Testing for hepatitis C is a two step process. First, people are tested for antibodies in their systems if they test positive; they get a referral for the second, more sophisticated test required to determine if they have the virus.
The US Centers for Disease Control and Prevention says that many who have had a blood test that shows that they have been infected with hepatitis C do not go to get the follow up tests that are essential to determine whether they will need treatment.
According to the CDC director, Dr. Thomas Frieden, “Complete testing is critical to ensure that those who are infected receive the care and treatment for hepatitis C that they need in order to prevent liver cancer and other serious and potentially deadly health consequences,”
The study was published in Vital Signs, a CDC publication. Scientists examined data gathered from eight different parts of the country. Of the cases of hepatitis C that were detected with testing for the antibodies, only an estimated 51 percent also included results from follow up testing to confirm current infection. The means that many people did not know if they were, in fact, still infected with hep C.
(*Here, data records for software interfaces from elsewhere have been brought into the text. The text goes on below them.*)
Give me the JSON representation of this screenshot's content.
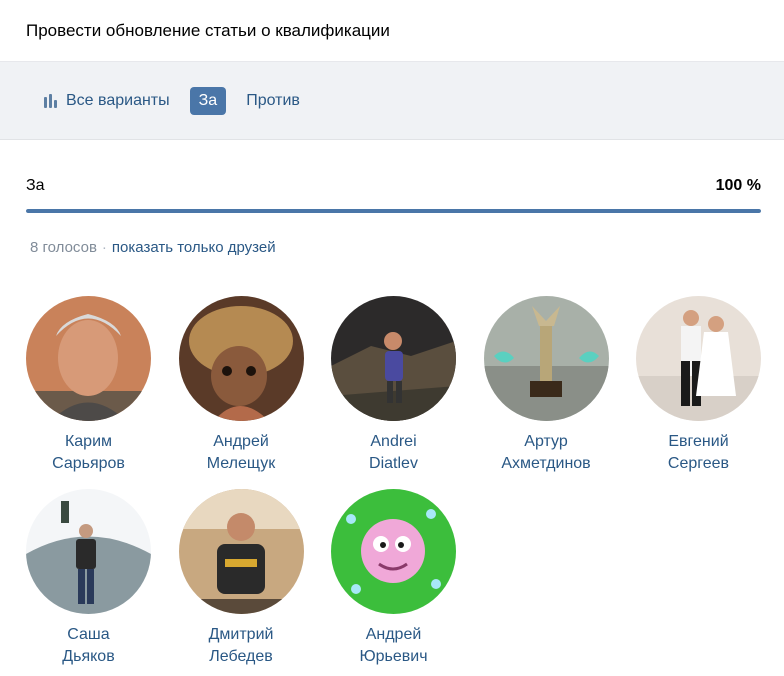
{
  "poll": {
    "title": "Провести обновление статьи о квалификации"
  },
  "tabs": [
    {
      "label": "Все варианты",
      "icon": "bar-chart-icon",
      "active": false
    },
    {
      "label": "За",
      "active": true
    },
    {
      "label": "Против",
      "active": false
    }
  ],
  "result": {
    "option": "За",
    "percent_text": "100 %",
    "percent": 100
  },
  "votes": {
    "count_text": "8 голосов",
    "separator": "·",
    "friends_link": "показать только друзей"
  },
  "voters": [
    {
      "first": "Карим",
      "last": "Сарьяров"
    },
    {
      "first": "Андрей",
      "last": "Мелещук"
    },
    {
      "first": "Andrei",
      "last": "Diatlev"
    },
    {
      "first": "Артур",
      "last": "Ахметдинов"
    },
    {
      "first": "Евгений",
      "last": "Сергеев"
    },
    {
      "first": "Саша",
      "last": "Дьяков"
    },
    {
      "first": "Дмитрий",
      "last": "Лебедев"
    },
    {
      "first": "Андрей",
      "last": "Юрьевич"
    }
  ],
  "colors": {
    "accent": "#4a76a8",
    "link": "#2a5885",
    "muted": "#818c99",
    "tabs_bg": "#f0f2f5"
  }
}
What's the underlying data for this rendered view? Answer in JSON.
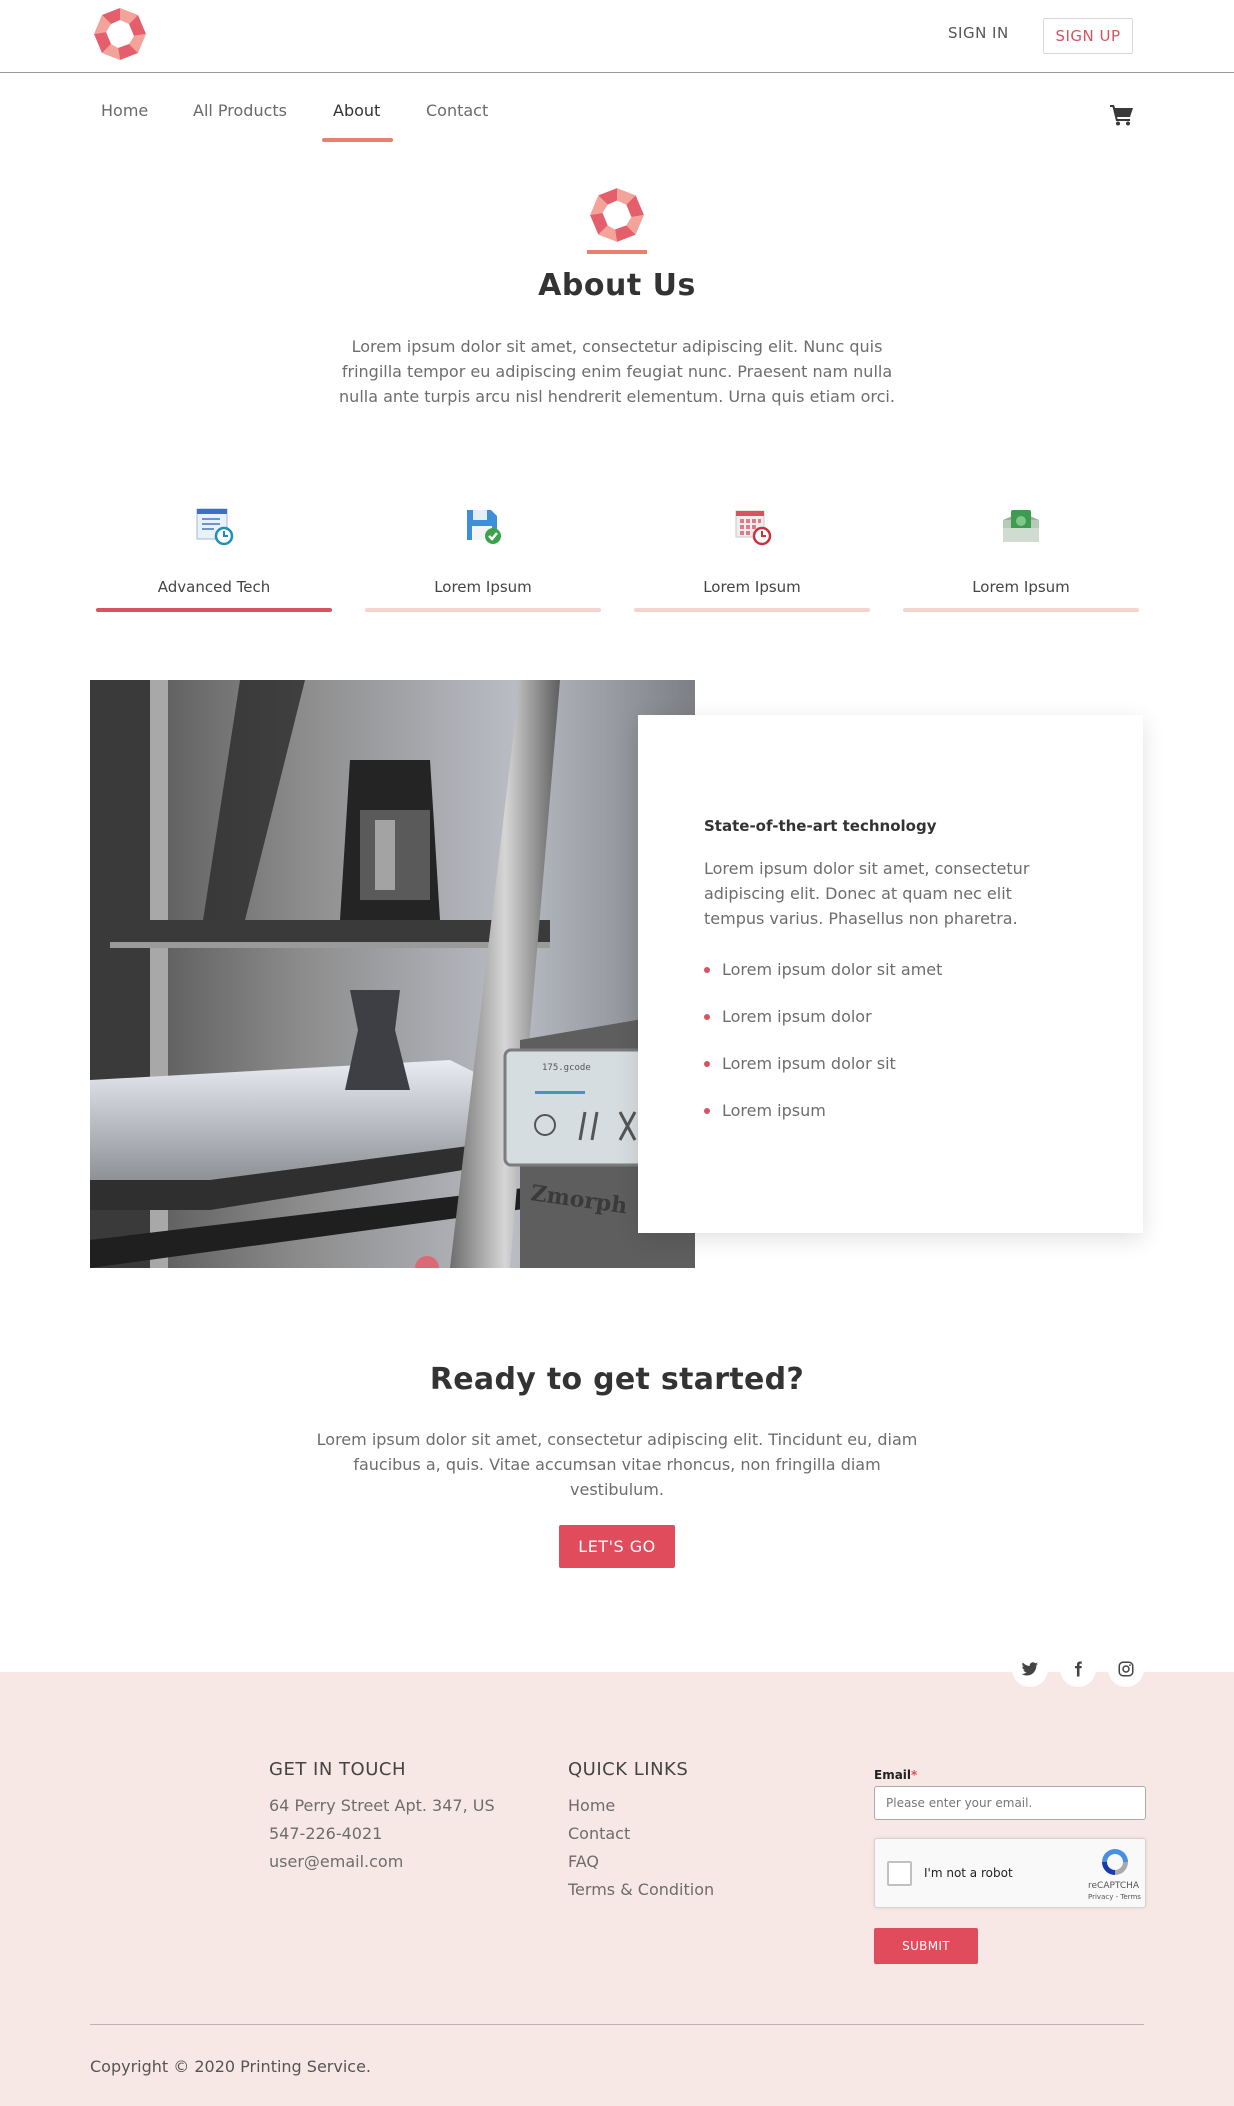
{
  "header": {
    "sign_in": "SIGN IN",
    "sign_up": "SIGN UP"
  },
  "nav": {
    "items": [
      {
        "label": "Home"
      },
      {
        "label": "All Products"
      },
      {
        "label": "About"
      },
      {
        "label": "Contact"
      }
    ],
    "active": "About"
  },
  "about": {
    "title": "About Us",
    "text": "Lorem ipsum dolor sit amet, consectetur adipiscing elit. Nunc quis fringilla tempor eu adipiscing enim feugiat nunc. Praesent nam nulla nulla ante turpis arcu nisl hendrerit elementum. Urna quis etiam orci."
  },
  "features": [
    {
      "label": "Advanced Tech",
      "icon": "document-clock-icon",
      "active": true
    },
    {
      "label": "Lorem Ipsum",
      "icon": "save-check-icon",
      "active": false
    },
    {
      "label": "Lorem Ipsum",
      "icon": "calendar-clock-icon",
      "active": false
    },
    {
      "label": "Lorem Ipsum",
      "icon": "money-icon",
      "active": false
    }
  ],
  "tech": {
    "title": "State-of-the-art technology",
    "text": "Lorem ipsum dolor sit amet, consectetur adipiscing elit. Donec at quam nec elit tempus varius. Phasellus non pharetra.",
    "list": [
      "Lorem ipsum dolor sit amet",
      "Lorem ipsum dolor",
      "Lorem ipsum dolor sit",
      "Lorem ipsum"
    ],
    "photo_screen_text": "175.gcode",
    "photo_brand": "Zmorph"
  },
  "cta": {
    "title": "Ready to get started?",
    "text": "Lorem ipsum dolor sit amet, consectetur adipiscing elit. Tincidunt eu, diam faucibus a, quis. Vitae accumsan vitae rhoncus, non fringilla diam vestibulum.",
    "button": "LET'S GO"
  },
  "footer": {
    "get_in_touch": {
      "title": "GET IN TOUCH",
      "address": "64 Perry Street Apt. 347, US",
      "phone": "547-226-4021",
      "email": "user@email.com"
    },
    "quick_links": {
      "title": "QUICK LINKS",
      "links": [
        "Home",
        "Contact",
        "FAQ",
        "Terms & Condition"
      ]
    },
    "form": {
      "email_label": "Email",
      "required_mark": "*",
      "email_placeholder": "Please enter your email.",
      "captcha_text": "I'm not a robot",
      "captcha_brand": "reCAPTCHA",
      "captcha_terms": "Privacy - Terms",
      "submit": "SUBMIT"
    },
    "copyright": "Copyright © 2020 Printing Service.",
    "social": [
      "twitter-icon",
      "facebook-icon",
      "instagram-icon"
    ]
  },
  "colors": {
    "accent": "#e04c5c",
    "accent_light": "#f5d3cf",
    "nav_underline": "#e8806f",
    "footer_bg": "#f8e8e5"
  }
}
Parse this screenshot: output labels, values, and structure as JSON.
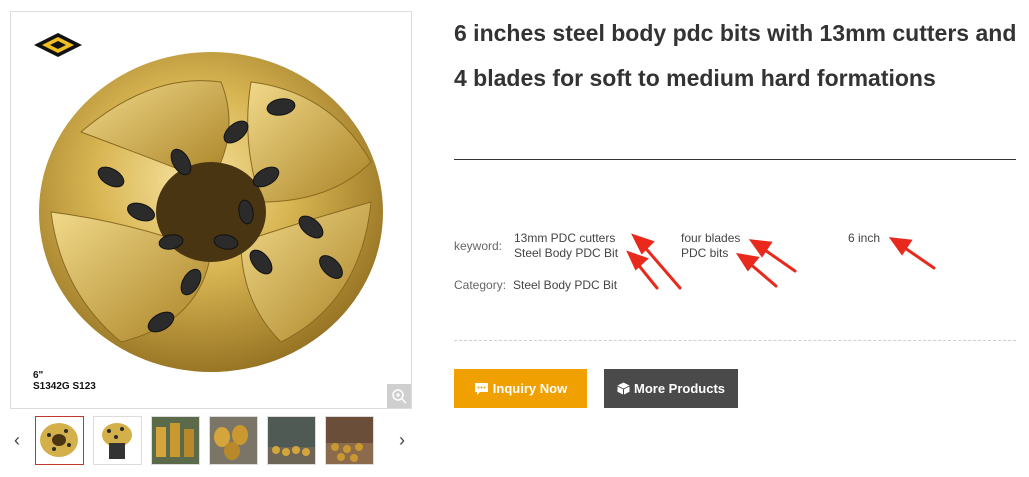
{
  "product": {
    "title": "6 inches steel body pdc bits with 13mm cutters and 4 blades for soft to medium hard formations",
    "image_caption_line1": "6\"",
    "image_caption_line2": "S1342G S123",
    "keyword_label": "keyword:",
    "keywords": [
      "13mm PDC cutters",
      "Steel Body PDC Bit",
      "four blades",
      "PDC bits",
      "6 inch"
    ],
    "category_label": "Category:",
    "category_value": "Steel Body PDC Bit"
  },
  "buttons": {
    "inquiry_label": "Inquiry Now",
    "more_label": "More Products"
  },
  "gallery": {
    "prev_glyph": "‹",
    "next_glyph": "›",
    "thumbnail_count": 6,
    "active_index": 0
  },
  "colors": {
    "inquiry_button": "#f0a000",
    "more_button": "#4a4a4a",
    "annotation_arrow": "#e8291c",
    "bit_gold": "#d4b04a"
  }
}
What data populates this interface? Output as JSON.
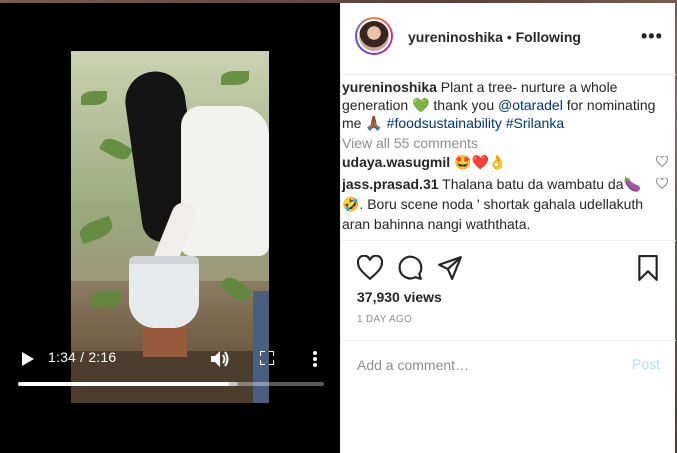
{
  "video": {
    "time_display": "1:34 / 2:16",
    "progress": 0.69,
    "buffered": 0.72
  },
  "header": {
    "username": "yureninoshika",
    "separator": "•",
    "follow_status": "Following",
    "more": "•••"
  },
  "caption": {
    "username": "yureninoshika",
    "text_1": " Plant a tree- nurture a whole generation ",
    "emoji_1": "💚",
    "text_2": " thank you ",
    "mention": "@otaradel",
    "text_3": " for nominating me ",
    "emoji_2": "🙏🏾",
    "text_4": " ",
    "hashtag_1": "#foodsustainability",
    "text_5": " ",
    "hashtag_2": "#Srilanka"
  },
  "view_all_comments": "View all 55 comments",
  "comments": [
    {
      "username": "udaya.wasugmil",
      "text": " 🤩❤️👌"
    },
    {
      "username": "jass.prasad.31",
      "text": " Thalana batu da wambatu da🍆🤣. Boru scene noda ' shortak gahala udellakuth aran bahinna nangi waththata."
    }
  ],
  "stats": {
    "views": "37,930 views",
    "time_ago": "1 DAY AGO"
  },
  "comment_box": {
    "placeholder": "Add a comment…",
    "post_label": "Post"
  },
  "colors": {
    "link": "#00376b",
    "muted": "#8e8e8e",
    "post_disabled": "#b2dffc",
    "text": "#262626"
  },
  "icons": {
    "like": "heart-icon",
    "comment": "speech-bubble-icon",
    "share": "paper-plane-icon",
    "save": "bookmark-icon"
  }
}
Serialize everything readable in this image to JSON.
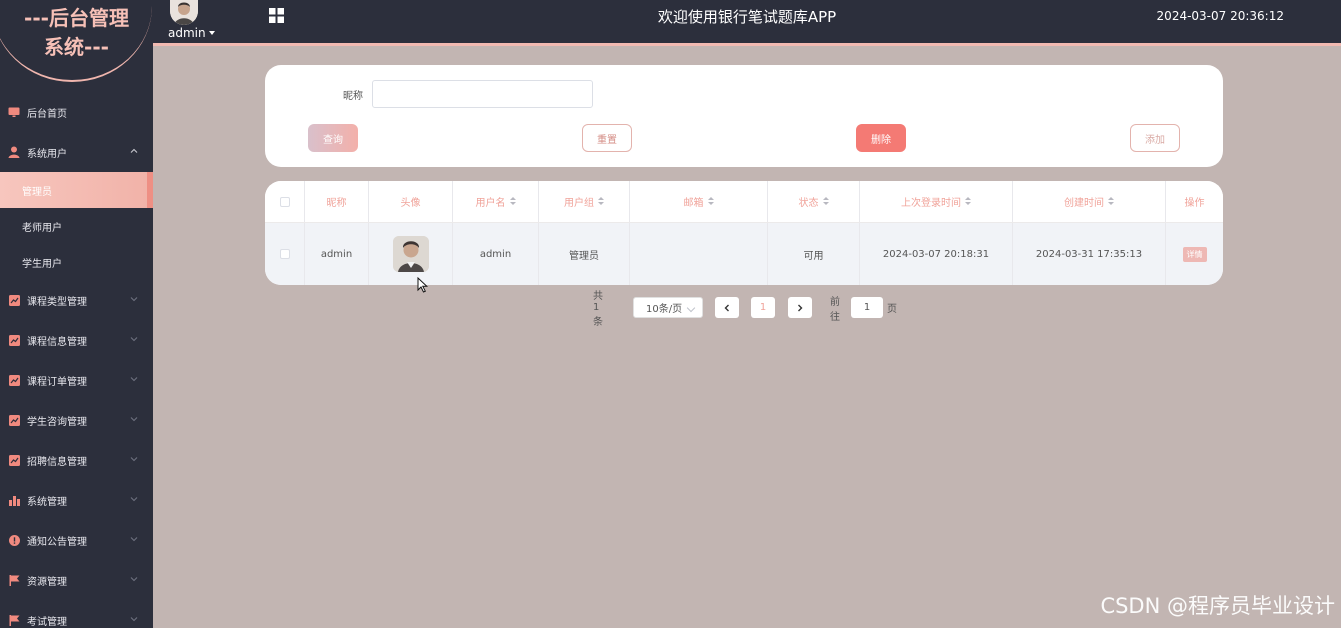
{
  "sidebar": {
    "logo_line1": "---后台管理",
    "logo_line2": "系统---",
    "items": [
      {
        "label": "后台首页",
        "icon": "monitor-icon"
      },
      {
        "label": "系统用户",
        "icon": "user-icon",
        "expanded": true,
        "children": [
          {
            "label": "管理员",
            "active": true
          },
          {
            "label": "老师用户"
          },
          {
            "label": "学生用户"
          }
        ]
      },
      {
        "label": "课程类型管理",
        "icon": "chart-icon"
      },
      {
        "label": "课程信息管理",
        "icon": "chart-icon"
      },
      {
        "label": "课程订单管理",
        "icon": "chart-icon"
      },
      {
        "label": "学生咨询管理",
        "icon": "chart-icon"
      },
      {
        "label": "招聘信息管理",
        "icon": "chart-icon"
      },
      {
        "label": "系统管理",
        "icon": "bar-chart-icon"
      },
      {
        "label": "通知公告管理",
        "icon": "info-icon"
      },
      {
        "label": "资源管理",
        "icon": "flag-icon"
      },
      {
        "label": "考试管理",
        "icon": "flag-icon"
      }
    ]
  },
  "header": {
    "username": "admin",
    "title": "欢迎使用银行笔试题库APP",
    "datetime": "2024-03-07 20:36:12"
  },
  "search": {
    "nickname_label": "昵称",
    "nickname_value": "",
    "query_label": "查询",
    "reset_label": "重置",
    "delete_label": "删除",
    "add_label": "添加"
  },
  "table": {
    "columns": [
      "昵称",
      "头像",
      "用户名",
      "用户组",
      "邮箱",
      "状态",
      "上次登录时间",
      "创建时间",
      "操作"
    ],
    "rows": [
      {
        "nickname": "admin",
        "username": "admin",
        "group": "管理员",
        "email": "",
        "status": "可用",
        "last_login": "2024-03-07 20:18:31",
        "created": "2024-03-31 17:35:13",
        "action": "详情"
      }
    ]
  },
  "pagination": {
    "total": "共 1 条",
    "page_size": "10条/页",
    "current": "1",
    "goto_label": "前往",
    "goto_value": "1",
    "page_suffix": "页"
  },
  "watermark": "CSDN @程序员毕业设计",
  "colors": {
    "sidebar_bg": "#2c2f3c",
    "accent": "#f0a39a",
    "content_bg": "#c2b5b2",
    "delete": "#f47a74"
  }
}
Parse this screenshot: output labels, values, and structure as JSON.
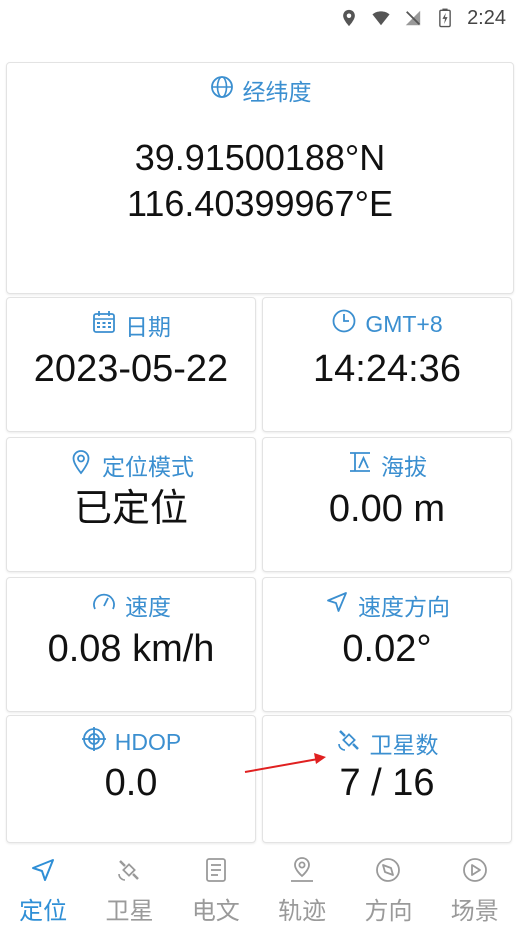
{
  "status_bar": {
    "time": "2:24"
  },
  "cards": {
    "latlon": {
      "label": "经纬度",
      "lat": "39.91500188°N",
      "lon": "116.40399967°E"
    },
    "date": {
      "label": "日期",
      "value": "2023-05-22"
    },
    "timezone": {
      "label": "GMT+8",
      "value": "14:24:36"
    },
    "mode": {
      "label": "定位模式",
      "value": "已定位"
    },
    "altitude": {
      "label": "海拔",
      "value": "0.00 m"
    },
    "speed": {
      "label": "速度",
      "value": "0.08 km/h"
    },
    "direction": {
      "label": "速度方向",
      "value": "0.02°"
    },
    "hdop": {
      "label": "HDOP",
      "value": "0.0"
    },
    "satellites": {
      "label": "卫星数",
      "value": "7 / 16"
    }
  },
  "nav": [
    {
      "label": "定位",
      "icon": "navigation-arrow-icon",
      "active": true
    },
    {
      "label": "卫星",
      "icon": "satellite-icon"
    },
    {
      "label": "电文",
      "icon": "document-icon"
    },
    {
      "label": "轨迹",
      "icon": "location-pin-icon"
    },
    {
      "label": "方向",
      "icon": "compass-icon"
    },
    {
      "label": "场景",
      "icon": "play-circle-icon"
    }
  ],
  "colors": {
    "accent": "#3b8fd0",
    "nav_active": "#2f8fd6",
    "nav_inactive": "#9a9a9a",
    "annotation_arrow": "#e02020"
  }
}
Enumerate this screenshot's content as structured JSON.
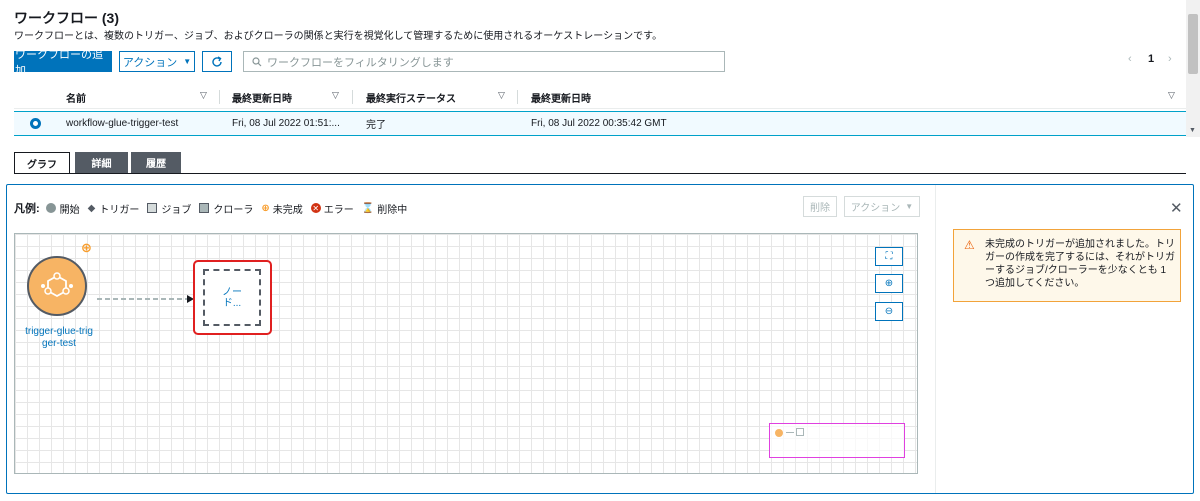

The CDC is issuing guidelines that encourage doctors to do testing to follow up on patients so they can ensure that they get the treatment they probably need.
Hepatitis C is a blood borne virus. It kills over 15,000 people in the US every year, mostly from illnesses related to hepatitis C such as liver cancer and cirrhosis.
Very few people who test positive for hepatitis C antibodies can take care of the virus without treatment, but an estimated 80 percent of people that test positive stay infected and often develop many complications from the disease.
Just in August, the Centers for Disease Control and Prevention issued fresh guidelines that recommended that every baby boomer be tested for the disease, stating that studies suggest that over two million people in the United States who were born between 1945 and 1965 are potentially infected with Hepatitis C.
In the past, the CDC recommended that only those who had confirmed known risk factors for the disease be tested. It has estimated that about 3.2 million Americans have a chronic infection of Hepatitis C.
The new testing guidelines may be beneficial in helping people to get proper treatment with new advances in medical therapies that have been shown to cure about three quarters of infections. In fact, there are two new drugs for the treatment of Hepatitis C that show promise.